I could try to put some over-the-counter ointment on the problem, but what is needed is a big ol’ injection of fast-acting, Christ-character infused, Holy Spirit-empowered love. This kind of love calms me down, shows me the poisonous affect of my words and actions, and leads me to patience, kindness, humility, asking forgiveness, letting go, and sacrificing my way for the sake of another, or a loved one.
REFLECT. Where have you noticed the poisonous effects of irritability in your relationships at work and home? Can you identify the stress or selfishness causing unhealthy reactions?
“Jesus has given us a new commandment and that is ‘to love one another as I have loved you.’ This way of loving is much more demanding. It is not simply a movement of faith in the abstract. It is accepting each other in our individualities, in our opinionated-ness, in the things that drive us up the wall, in what seems physically or emotionally repulsive in other people. We accept people just as they are because Christ has accepted us just as we are – with our lengthy list of limitations, faults, sins, and hang-ups. God’s unconditional love poured forth in our hearts by the Holy Spirit goes on showing love, no matter what happens and even in the face of opposition and persecution.”
– Thomas Keating, Fruits and Gifts of the Spirit
The practice of solitude is a healthy life rhythm of making space for silence and rest to reduce stress and pressure that keeps us on edge and irritated. We need to set an intentional time and place to be quiet, to be, to sit in the presence of God, listening, restoring.
A good way to start is with just five or ten minutes of silence. Say the words, “Here I am, Lord.” As distracting thoughts come to mind, imagine they are boats on a river and allow them to float on by. Return to God repeating, “Here I am, Lord.” Allow the Spirit of God to minister to you gently and peacefully. You can change the amount of time or words to fit your ability to be in solitude.
“Without solitude it is virtually impossible to live a spiritual life…we do not take the spiritual life seriously if we do not set aside some time to be with God and listen to him.” Henri Nouwen
- Spend time praying over the deeper issues that are making you irritable. As Jesus pointed out, “the mouth speaks what the heart is full of” Matthew 12:34.
- Pray this breath prayer: Set a guard, O LORD; over my mouth. Psalm 141:3 Breathe in: “Set a guard, O Lord” and Exhale “over my mouth.”
- Be vulnerable and accountable with a soul friend or spiritual director. It is foolish to not be truthful about our struggles, keeping them hidden can result in some pretty bad rashes! “Make this your common practice: Confess your sins to each other and pray for each other so that you can live together whole and healed.” James 5:16 MSG

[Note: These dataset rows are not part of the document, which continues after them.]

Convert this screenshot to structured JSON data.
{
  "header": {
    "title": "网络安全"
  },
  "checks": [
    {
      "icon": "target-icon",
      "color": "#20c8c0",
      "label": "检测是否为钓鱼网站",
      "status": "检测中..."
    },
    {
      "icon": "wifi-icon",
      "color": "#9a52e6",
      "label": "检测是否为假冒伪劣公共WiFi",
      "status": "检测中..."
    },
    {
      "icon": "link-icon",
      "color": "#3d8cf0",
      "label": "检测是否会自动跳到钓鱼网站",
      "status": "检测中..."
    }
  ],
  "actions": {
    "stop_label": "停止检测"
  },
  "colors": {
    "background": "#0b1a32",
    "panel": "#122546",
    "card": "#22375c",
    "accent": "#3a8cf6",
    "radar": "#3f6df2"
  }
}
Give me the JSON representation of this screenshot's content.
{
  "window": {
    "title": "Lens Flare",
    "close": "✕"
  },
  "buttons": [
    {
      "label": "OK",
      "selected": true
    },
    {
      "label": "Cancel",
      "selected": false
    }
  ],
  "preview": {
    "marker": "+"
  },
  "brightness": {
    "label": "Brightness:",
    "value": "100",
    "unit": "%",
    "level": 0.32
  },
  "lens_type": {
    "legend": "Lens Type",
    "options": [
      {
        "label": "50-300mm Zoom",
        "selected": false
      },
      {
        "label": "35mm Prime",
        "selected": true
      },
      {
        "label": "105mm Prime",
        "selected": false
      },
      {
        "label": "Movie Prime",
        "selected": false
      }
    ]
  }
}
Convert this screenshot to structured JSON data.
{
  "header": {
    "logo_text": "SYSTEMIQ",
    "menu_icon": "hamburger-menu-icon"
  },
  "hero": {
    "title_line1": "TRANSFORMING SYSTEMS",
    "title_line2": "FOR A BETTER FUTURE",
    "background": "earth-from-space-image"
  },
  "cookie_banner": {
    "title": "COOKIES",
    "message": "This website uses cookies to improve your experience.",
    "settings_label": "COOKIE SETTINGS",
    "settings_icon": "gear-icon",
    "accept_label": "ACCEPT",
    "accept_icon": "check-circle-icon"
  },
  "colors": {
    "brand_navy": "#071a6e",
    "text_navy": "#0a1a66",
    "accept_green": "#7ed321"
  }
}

WORSHIP. The Porter’s Gate, Love Will Never Fail. https://youtu.be/m6P0YkzWuNM